Starting school can bring lots of excitement, anticipation and sometimes anxiety for children. It's almost time to gear up again and get ready for the new school year, so here are our top tips for a great start to school!
We all know how much children love routine. Together with your child, plan and discuss how morning routines need to work – breakfast, pack lunches, getting dressed, cleaning teeth etc.
Evening routines should be the same, un-pack bags, afternoon tea, after school activities, homework, dinner, bathing, play/quiet time all need to be scheduled into afternoons.
It's helpful for schedules to be displayed for all the family to see, on the fridge and in your child’s, bedroom are great places. Often kids will respond well to rewards, so starting new routines can work better with an incentive for completing the tasks. Maybe create a sticker chart, your child can add a sticker each time they have completed the task. A sticker chart is a great visual way for kids to stay on track and keep their routine.
Uniform, jumpers, hats, bags and school supplies are expensive and so often the 'lost property box' is full by the second week of term. To avoid the frustration of losing school items, labelling them is the key!
Many companies create back to school label packs that can be ordered online and delivered to your door in only a few days.
Labelling everything will help your child's items find their way back if they go astray, making it easier for the teacher and your child.
Get organised early
Being organised is the key to starting school off right. If you start at the beginning of the year, it will become much easier for you. Being aware of notes, library day, sports day, excursions and school special events mean a lot to your child. They don't want to be the child who 'forgot'.
Weekly planners are an excellent way to keep track of those special days as well as popping them on your phone’s calendar.
Keeping a magnetic clip on the fridge and a folder for notes in their bag is a great idea. Join your schools Facebook page and keep an eye out for the newsletter so you can keep up to date with what’s happening.

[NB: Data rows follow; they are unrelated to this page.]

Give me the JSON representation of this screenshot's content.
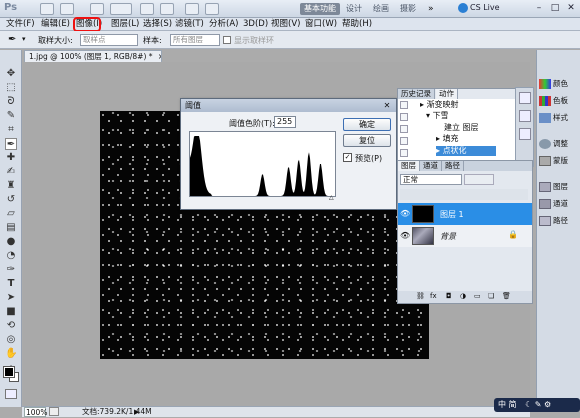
{
  "appbar": {
    "logo": "Ps",
    "workspaces": [
      "基本功能",
      "设计",
      "绘画",
      "摄影"
    ],
    "cs_live": "CS Live"
  },
  "menubar": {
    "items": [
      "文件(F)",
      "编辑(E)",
      "图像(I)",
      "图层(L)",
      "选择(S)",
      "滤镜(T)",
      "分析(A)",
      "3D(D)",
      "视图(V)",
      "窗口(W)",
      "帮助(H)"
    ]
  },
  "optionsbar": {
    "sample_size_label": "取样大小:",
    "sample_size_value": "取样点",
    "sample_label": "样本:",
    "sample_value": "所有图层",
    "show_ring_label": "显示取样环"
  },
  "document": {
    "tab_title": "1.jpg @ 100% (图层 1, RGB/8#) *"
  },
  "statusbar": {
    "zoom": "100%",
    "doc_info": "文档:739.2K/1.44M"
  },
  "threshold_dialog": {
    "title": "阈值",
    "level_label": "阈值色阶(T):",
    "level_value": "255",
    "ok_label": "确定",
    "reset_label": "复位",
    "preview_label": "预览(P)",
    "preview_checked": true
  },
  "history_panel": {
    "tabs": [
      "历史记录",
      "动作"
    ],
    "actions": [
      "渐变映射",
      "下雪",
      "建立 图层",
      "填充",
      "点状化"
    ],
    "selected_action": "点状化"
  },
  "layers_panel": {
    "tabs": [
      "图层",
      "通道",
      "路径"
    ],
    "blend_mode": "正常",
    "layers": [
      {
        "name": "图层 1",
        "selected": true
      },
      {
        "name": "背景",
        "selected": false
      }
    ]
  },
  "dock": {
    "group1": [
      "颜色",
      "色板",
      "样式"
    ],
    "group2": [
      "调整",
      "蒙版"
    ],
    "group3": [
      "图层",
      "通道",
      "路径"
    ]
  },
  "ime": {
    "label": "中 简"
  },
  "histogram": {
    "peaks": [
      0.05,
      0.5,
      0.68,
      0.75,
      0.82,
      0.9
    ],
    "threshold": 255
  }
}
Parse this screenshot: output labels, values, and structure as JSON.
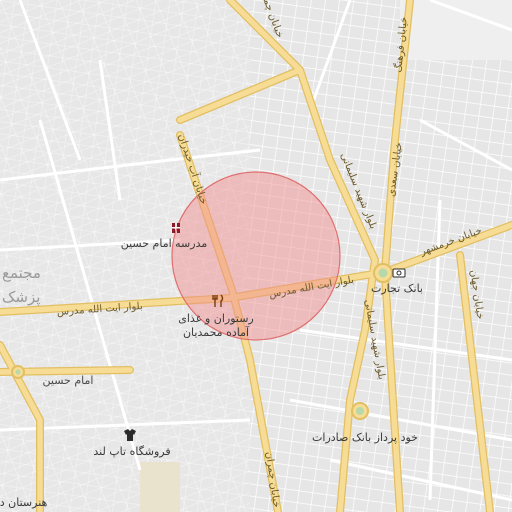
{
  "map": {
    "roads": {
      "ayatollah_modarres": "بلوار ایت الله مدرس",
      "shahid_soleimani": "بلوار شهید سلیمانی",
      "khorramshahr": "خیابان خرمشهر",
      "imam_hossein": "امام حسین",
      "ab_haydari": "خیابان آب حیدران",
      "chamran_east": "خیابان چمران",
      "sadi": "خیابان سعدی",
      "jahan": "خیابان جهان",
      "farhang": "خیابان فرهنگ"
    },
    "pois": {
      "school": "مدرسه امام حسین",
      "restaurant_line1": "رستوران و غذای",
      "restaurant_line2": "آماده محمدیان",
      "bank_tejarat": "بانک تجارت",
      "bank_saderat": "خود پرداز بانک صادرات",
      "shop": "فروشگاه تاپ لند",
      "school_bottom": "هنرستان دخ"
    },
    "faint_labels": {
      "left_top": "مجتمع",
      "left_bottom": "پزشک"
    },
    "icons": [
      "school-icon",
      "restaurant-icon",
      "bank-icon",
      "shop-icon",
      "roundabout-icon"
    ],
    "colors": {
      "background": "#ededed",
      "street": "#ffffff",
      "major_road": "#f3d58a",
      "major_road_casing": "#e2bf62",
      "highlight_fill": "#f28b8b",
      "highlight_stroke": "#e07070"
    }
  }
}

Connect with other parents, it's great to know your child's friends' parents, and you’ll be able to catch up if you miss anything.
Lunches can be the "thorn in our side". Apply the KIS method (Keep It Simple). Often 'eating time' runs out so quickly, and nobody wants to sit and keep eating when they could be playing! A simple sandwich, drink and a snack such as fruit are perfect for that busy child who just wants to play. Involving your child in making their lunch can help as well and helps build their independence. There are many ideas online for fussy eaters, but make sure that your child can open any packets or containers and practice before they start.
Homework starts early, even in the first year, but it should not be a stressful task ('but it’s like pulling hen’s teeth' I can hear you say).
Setting aside an allocated amount of time for homework and following its completion comes playtime, TV or something your child sees as fun, will often assist in getting the job done.
Generally, homework should revise concepts that your child has already learnt in class. If you are getting frustrated with a homework task, then imagine how your child is feeling! Talk to their teacher about this.
Learning to read takes practise, and there is plenty of evidence to show that children who read with their parents are stronger readers in the later years. Reading together can also be an excellent time for you to connect after the long day at school. Visit our blog for some tips on how to support your child’s reading at home.
If you think your child might need extra support – trust your instinct, early intervention is key to avoiding problems in later years. Begin Bright programmes can help support children's learning right through primary school, whether they need extra help to get back on track or more of a challenge.
Open communication with your child's teacher about them starting school is vital. During the first week back at school, introduce yourself to the teacher and make them aware of anything they need to know for your child’s learning. This could be simple things like my child wears glasses and needs to be seated towards the front of the room, or if your child has a medical condition or allergy.
Talking to your child about their day and showing that you are interested will often assist in any issues being brought to your attention early.
If the communication between parent, child and teacher is open and supportive, this will ensure a happy year of schooling ahead.
Reassure children that they are safe at school but remind children of the importance of staying healthy. Getting lots of sleep, eating healthy foods, making sure they wash their hands or use sanitiser, wear a face mask (if necessary) and following their school's guidelines will help to keep them healthy. Make sure they know they can talk to you or their teacher about any concerns or worries that they have.
Remember the best teacher is YOU! A parent can easily influence their child's attitude towards anything. A positive parental outlook will often result in a positive and confident child, who is excited about starting school as they have your support every step of the way – leading to happy, smart and confident school years ahead and a lifelong love of learning.